They’re still missing. Vamoosed from churches, ladies lunches and high streets. In absentia from our wardrobes and our mind-sets. The ones that can be seen are set atop the crown of someone slightly odd, with a faint odour of camphor and champagne.
There have been ruminations, rumblings and rumours about its return. It’s been stated and said, but hat wearing for fashion instead of practicality has not undergone Lazarus-like renaissance. It’s faffed about but the bill has not been signed. Not really.
The powers that be necromanced the waist back into being after its exile with leggings and light denim. Let’s hold a seancé for berets, boaters, bonnets and busbys. Call back to action the cloche, coronets and cowboys. Revisit the derby, dupatta and deerstalker. Purchase ourselves fedoras and flat caps. Cover our tresses with garlands, homburgs and panamas. Deck ourselves out with pillboxes, skullcaps and sombreros.
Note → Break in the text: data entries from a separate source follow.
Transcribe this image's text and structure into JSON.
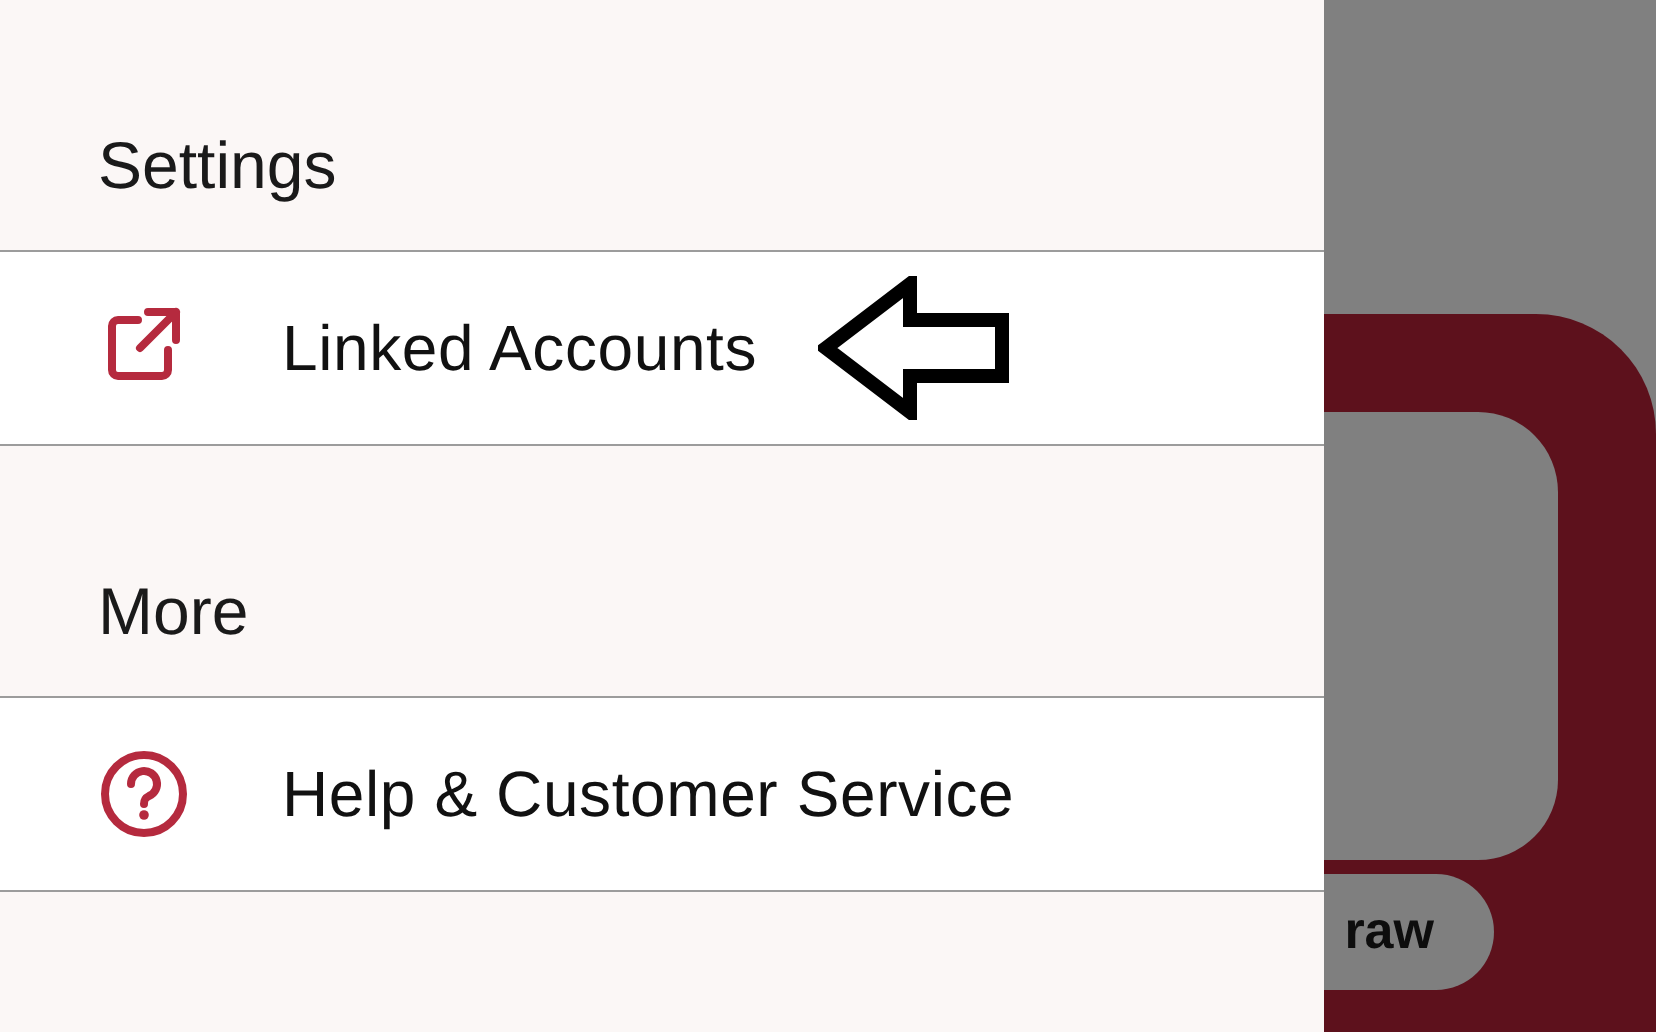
{
  "drawer": {
    "sections": [
      {
        "title": "Settings",
        "items": [
          {
            "label": "Linked Accounts",
            "kind": "link"
          }
        ]
      },
      {
        "title": "More",
        "items": [
          {
            "label": "Help & Customer Service",
            "kind": "help"
          }
        ]
      }
    ]
  },
  "background": {
    "button": "raw"
  }
}
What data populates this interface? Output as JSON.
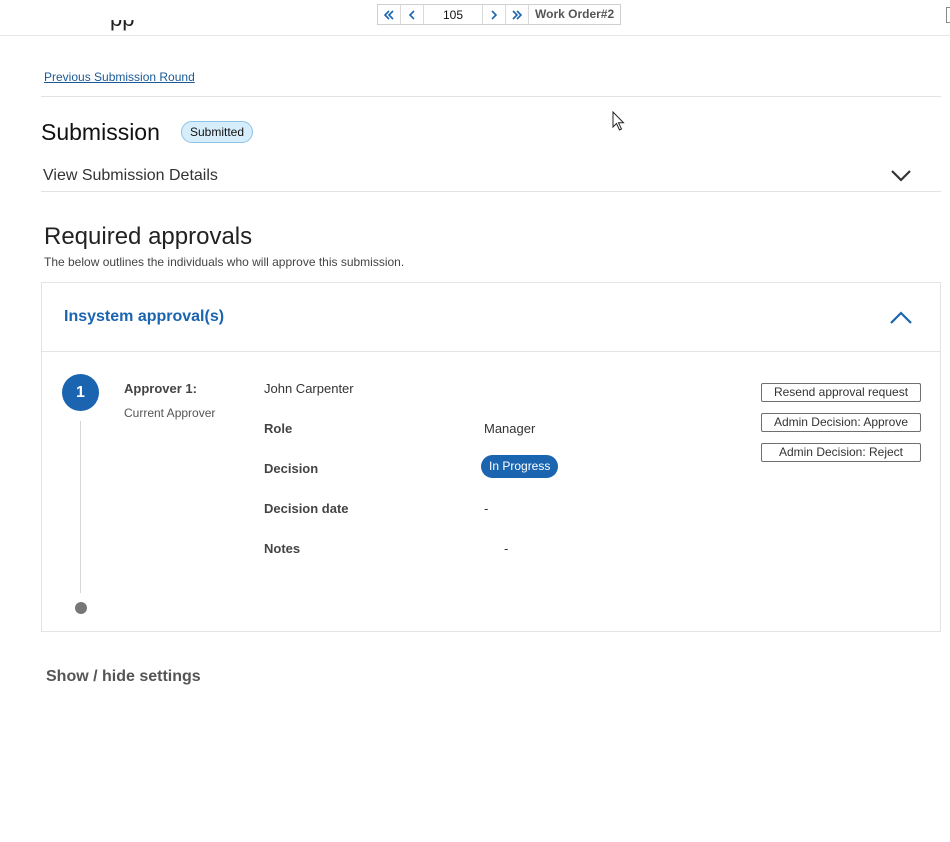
{
  "pager": {
    "page_value": "105",
    "record_label": "Work Order#2"
  },
  "header": {
    "previous_round_link": "Previous Submission Round"
  },
  "submission": {
    "title": "Submission",
    "status_badge": "Submitted",
    "view_details_label": "View Submission Details"
  },
  "approvals": {
    "title": "Required approvals",
    "description": "The below outlines the individuals who will approve this submission.",
    "panel_title": "Insystem approval(s)",
    "approvers": [
      {
        "step": "1",
        "label": "Approver 1:",
        "sublabel": "Current Approver",
        "name": "John Carpenter",
        "fields": {
          "role_label": "Role",
          "role_value": "Manager",
          "decision_label": "Decision",
          "decision_value": "In Progress",
          "decision_date_label": "Decision date",
          "decision_date_value": "-",
          "notes_label": "Notes",
          "notes_value": "-"
        },
        "actions": {
          "resend": "Resend approval request",
          "approve": "Admin Decision: Approve",
          "reject": "Admin Decision: Reject"
        }
      }
    ]
  },
  "settings": {
    "toggle_label": "Show / hide settings"
  },
  "colors": {
    "accent": "#1a64b0",
    "badge_bg": "#d6eefc",
    "badge_border": "#8cc3e6"
  },
  "icons": {
    "first": "double-chevron-left-icon",
    "prev": "chevron-left-icon",
    "next": "chevron-right-icon",
    "last": "double-chevron-right-icon",
    "expand": "chevron-down-icon",
    "collapse": "chevron-up-icon"
  }
}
Let’s lift the trilby, turban and veil back to the collective fashion unconscious.
How well do secrets keep under a bobbled hat? Poor millinery was not the reason Graham Greene ended the affair. Perhaps social media over sharers could do with a skull cap to keep private their innermost thoughts and supper ingredients? Should every woman should have her own milliner – like a local councillor, willing to push for change on one’s head?
The Duchess of Cambridge terrifically resurrects the niceties of days gone by, and she can’t be faulted. She is flying the flag for fascinators at every relevant occasion. She is of course training her neck muscles to balance weightier headgear in the future.
The hat never was humble, it was a showpiece, a final flair, a statement of belonging. That was before boy bands requisitioned the beanie and damned sinamay and felt to the sin bin along with wooden car seats and cabaret. Hatpins have left to rust in a third rate cigar case in the attic.
Necessity mothers our chapeaux-wearing when sleet blows sideways, highlights roll into their ninth week and there’s a dress code to be followed. The gods of health and safety deign hardhats compulsory for builders, but where’s the fun in that? Why can’t we have the folly of feathers and pearls over our lunchtime bowl of soup?
Hats are not common. But who wants them to be common? Not the occasional hat wearer who knows the value of millinery. Not the fashion snob. The average woman no longer wears hats as a fashion statement in daily life. What is life without peering at the love of your life from underneath a wide brim or insouciantly ordering a latté beneath a beret? Our grandmothers would not leave the house without the final string in their bow. Why are we walking around so unfinished?